App and web page records
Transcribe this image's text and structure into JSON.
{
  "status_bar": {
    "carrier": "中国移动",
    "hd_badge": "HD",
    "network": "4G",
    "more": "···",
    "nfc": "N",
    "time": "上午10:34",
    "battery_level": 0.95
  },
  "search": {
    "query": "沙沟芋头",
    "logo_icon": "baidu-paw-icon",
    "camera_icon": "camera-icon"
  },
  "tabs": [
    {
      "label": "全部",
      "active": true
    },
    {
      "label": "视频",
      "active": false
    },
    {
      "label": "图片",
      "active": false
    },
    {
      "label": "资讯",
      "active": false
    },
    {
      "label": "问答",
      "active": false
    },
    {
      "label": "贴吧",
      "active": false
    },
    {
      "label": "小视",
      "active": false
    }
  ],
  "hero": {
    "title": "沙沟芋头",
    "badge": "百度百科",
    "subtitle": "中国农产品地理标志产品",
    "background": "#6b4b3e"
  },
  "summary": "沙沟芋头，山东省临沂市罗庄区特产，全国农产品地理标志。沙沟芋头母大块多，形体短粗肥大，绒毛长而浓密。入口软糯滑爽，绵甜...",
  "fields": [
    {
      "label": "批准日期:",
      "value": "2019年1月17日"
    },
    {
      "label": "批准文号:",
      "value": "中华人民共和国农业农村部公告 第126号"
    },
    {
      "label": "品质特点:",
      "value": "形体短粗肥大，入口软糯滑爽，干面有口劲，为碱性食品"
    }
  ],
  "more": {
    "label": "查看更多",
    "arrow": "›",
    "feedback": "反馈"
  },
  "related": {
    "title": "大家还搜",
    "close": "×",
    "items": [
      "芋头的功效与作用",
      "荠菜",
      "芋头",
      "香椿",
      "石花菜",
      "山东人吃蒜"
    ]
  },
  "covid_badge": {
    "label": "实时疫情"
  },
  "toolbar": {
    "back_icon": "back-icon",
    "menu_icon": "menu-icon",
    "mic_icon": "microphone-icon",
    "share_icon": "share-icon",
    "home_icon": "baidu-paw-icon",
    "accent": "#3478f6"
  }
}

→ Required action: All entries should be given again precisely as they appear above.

→ Answer below:
Transcribe this image's text and structure into JSON.
{
  "status_bar": {
    "carrier": "中国移动",
    "hd_badge": "HD",
    "network": "4G",
    "more": "···",
    "nfc": "N",
    "time": "上午10:34",
    "battery_level": 0.95
  },
  "search": {
    "query": "沙沟芋头",
    "logo_icon": "baidu-paw-icon",
    "camera_icon": "camera-icon"
  },
  "tabs": [
    {
      "label": "全部",
      "active": true
    },
    {
      "label": "视频",
      "active": false
    },
    {
      "label": "图片",
      "active": false
    },
    {
      "label": "资讯",
      "active": false
    },
    {
      "label": "问答",
      "active": false
    },
    {
      "label": "贴吧",
      "active": false
    },
    {
      "label": "小视",
      "active": false
    }
  ],
  "hero": {
    "title": "沙沟芋头",
    "badge": "百度百科",
    "subtitle": "中国农产品地理标志产品",
    "background": "#6b4b3e"
  },
  "summary": "沙沟芋头，山东省临沂市罗庄区特产，全国农产品地理标志。沙沟芋头母大块多，形体短粗肥大，绒毛长而浓密。入口软糯滑爽，绵甜...",
  "fields": [
    {
      "label": "批准日期:",
      "value": "2019年1月17日"
    },
    {
      "label": "批准文号:",
      "value": "中华人民共和国农业农村部公告 第126号"
    },
    {
      "label": "品质特点:",
      "value": "形体短粗肥大，入口软糯滑爽，干面有口劲，为碱性食品"
    }
  ],
  "more": {
    "label": "查看更多",
    "arrow": "›",
    "feedback": "反馈"
  },
  "related": {
    "title": "大家还搜",
    "close": "×",
    "items": [
      "芋头的功效与作用",
      "荠菜",
      "芋头",
      "香椿",
      "石花菜",
      "山东人吃蒜"
    ]
  },
  "covid_badge": {
    "label": "实时疫情"
  },
  "toolbar": {
    "back_icon": "back-icon",
    "menu_icon": "menu-icon",
    "mic_icon": "microphone-icon",
    "share_icon": "share-icon",
    "home_icon": "baidu-paw-icon",
    "accent": "#3478f6"
  }
}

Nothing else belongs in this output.